Origin and OriginPro (hereafter, just ‘Origin’ with indication where something is only available in the Pro version) both went 64-bit in their previous release (8.6) and it was a welcome advance, but this is the update in which the effects really start to show off. On the most intensively demanding graphing tasks you don’t need a benchmark test to show their speed gain; it’s clearly visible as you work. One complex 3D operation which used to allow me time for a swig of coffee is now complete before I lift my finger from the mouse click which triggered it.
During the period of review, I worked with researchers who were using release 8.6 as part of a workflow pipeline for text analysis. Replicating some parts of their technique at home it was clear that, even in this untypical mixed role, things ran faster in the new version, even on a slower machine.
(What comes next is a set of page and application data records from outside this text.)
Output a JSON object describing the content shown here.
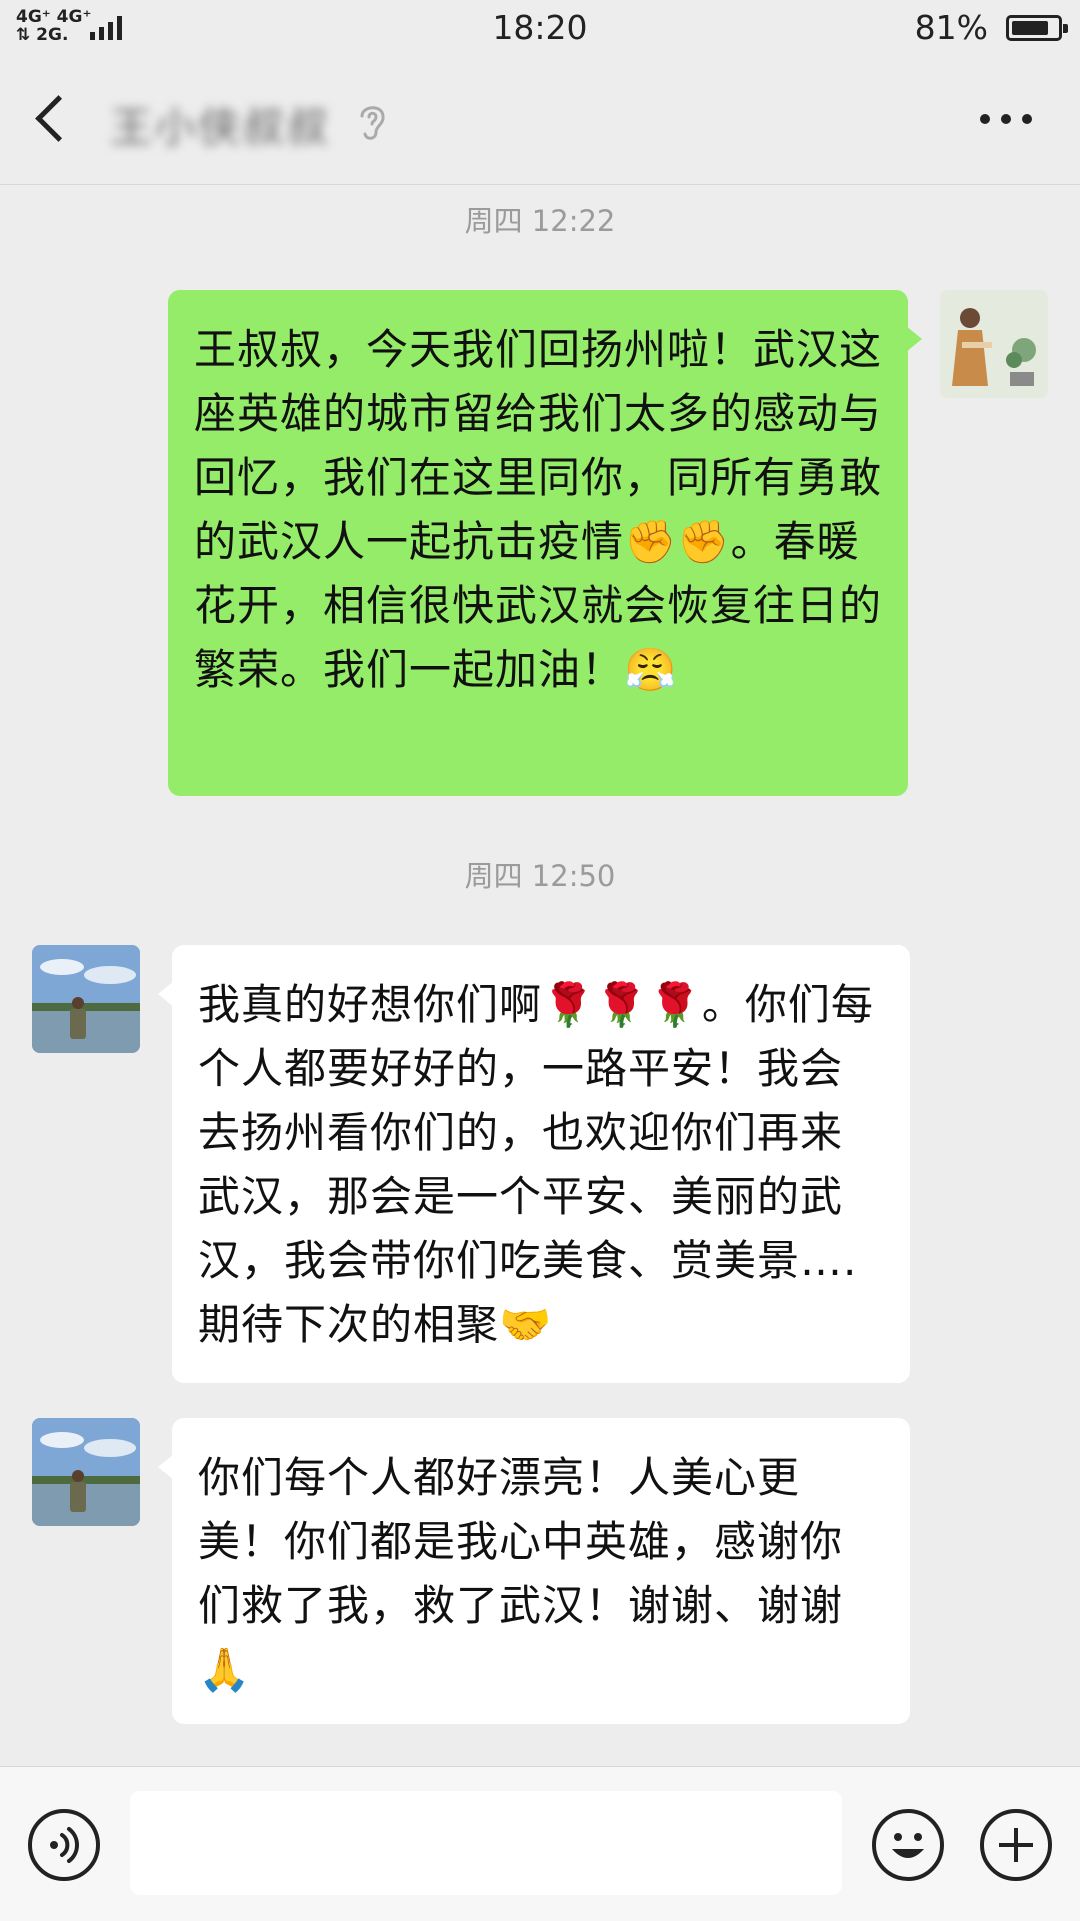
{
  "status_bar": {
    "network_line1": "4G⁺ 4G⁺",
    "network_line2": "⇅ 2G.",
    "time": "18:20",
    "battery_percent": "81%",
    "battery_level": 0.81
  },
  "header": {
    "contact_name": "王小侠叔叔",
    "contact_name_blurred": true,
    "icons": {
      "back": "back-arrow-icon",
      "ear": "ear-icon",
      "more": "more-icon"
    }
  },
  "messages": [
    {
      "type": "timestamp",
      "text": "周四 12:22"
    },
    {
      "type": "message",
      "from": "me",
      "text": "王叔叔，今天我们回扬州啦！武汉这座英雄的城市留给我们太多的感动与回忆，我们在这里同你，同所有勇敢的武汉人一起抗击疫情✊✊。春暖花开，相信很快武汉就会恢复往日的繁荣。我们一起加油！😤"
    },
    {
      "type": "timestamp",
      "text": "周四 12:50"
    },
    {
      "type": "message",
      "from": "other",
      "text": "我真的好想你们啊🌹🌹🌹。你们每个人都要好好的，一路平安！我会去扬州看你们的，也欢迎你们再来武汉，那会是一个平安、美丽的武汉，我会带你们吃美食、赏美景….期待下次的相聚🤝"
    },
    {
      "type": "message",
      "from": "other",
      "text": "你们每个人都好漂亮！人美心更美！你们都是我心中英雄，感谢你们救了我，救了武汉！谢谢、谢谢🙏"
    }
  ],
  "input_bar": {
    "placeholder": "",
    "icons": {
      "voice": "voice-icon",
      "emoji": "emoji-icon",
      "plus": "plus-icon"
    }
  },
  "colors": {
    "background": "#ededed",
    "my_bubble": "#95ec69",
    "other_bubble": "#ffffff",
    "timestamp_text": "#9b9b9b"
  }
}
Exactly how much of this is a result of refined 64-bit utilisation and how much is down to default OpenGL graphics for 3D work I can’t say, but the net result is startling and impressive.
Putting aside the speed issue, my personal favourite picks were additions which make work flow more smoothly and, therefore, render data exploration and interpretation more transparent.
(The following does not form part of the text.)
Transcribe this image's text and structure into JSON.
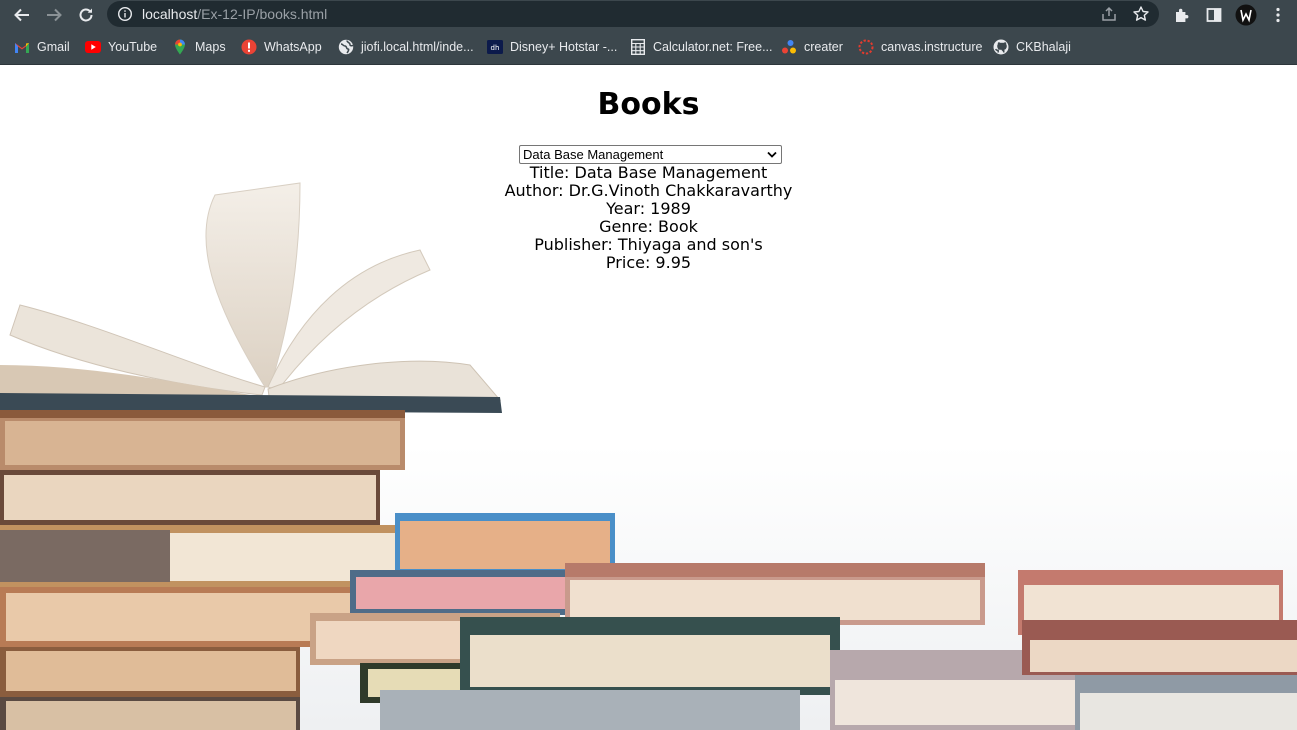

One of these, the latest addition to Origin’s repertoire of ‘gadgets’, is a comparative cursor. Origin calls it a global vertical cursor, since it runs comparisons across linked stacks of graphs panels selected from any disparate data sets the user wishes. Being able to flick inspection focus from one plot or group of plots to another, precisely comparing and contrasting x and y coordinates in a tabulated display, is not only a time saver but a valuable tool for expanding exploratory views. It jigs in perfectly with Origin’s earlier RoI (region of interest) inspection gadget a couple of releases ago.
Another of my favourites is the addition of an Excel-like data filter. Though there are slight differences in its look and feel, anyone who has used Excel’s column filters will feel right at home with Origin’s implementation. As a practical example, I had a dataset just now in which I had to analyse data only for those respondents who were aged over 18 and had answered ‘yes’ to a particular question. A couple of clicks hid the rows which were not required and, in an improvement over the usual spreadsheet approach, asked me whether or not I wanted to include the hidden rows in subsequent analyses. This could, of course, have been done in previous versions; it could also be done in other ways, but not with so little effort or fuss.
Making Excel users (almost all of us, to at least some extent) feel at home is a long-term aim of most worksheet-based software tools, and Origin is no exception. Also in 9.0 is an unremarked but significant adjustment in its approach to workspaces: a relaxing of the page-based paradigm. It comes in the form of floating plots which can be placed, as in many spreadsheets, within the worksheet itself rather than a separate child window.
There are many other welcome little touches scattered throughout, which seem minor but can make a disproportionate contribution to productivity and/or usability. The option to choose whether copy actions in the Data Info tool embrace the whole window (as previously) or just the chosen cell is one example (but make sure that you have the latest service release, as this was not available initially).
Moving to developments in the Origin’s central purpose, implicit 3D function fitting and infinite impulse response filtering (Butterworth, Chebyshev I & II, elliptic) are welcome additions to the Pro version. So too are a range of changes at the detail level, such as (again, as long as you have the latest service release) an option to sort segments by size within the columns of a stacked bar plot as an alternative to traditional parallel stripping. Direct plotting of bars and surfaces from raw (x, y, z) data points instead of the usual palaver with transformation to a grid also wins my love and affection. Negative values in radar plots and small value aggregation in Pareto, which I had overlooked, both won squeals of joy from colleagues who came in to play.
There were at least three individual features of this release that I would, even individually, see as self-funding justifications for upgrade. Taken together, for anyone depending on software of this type for their work, I’d say that the case is clear cut.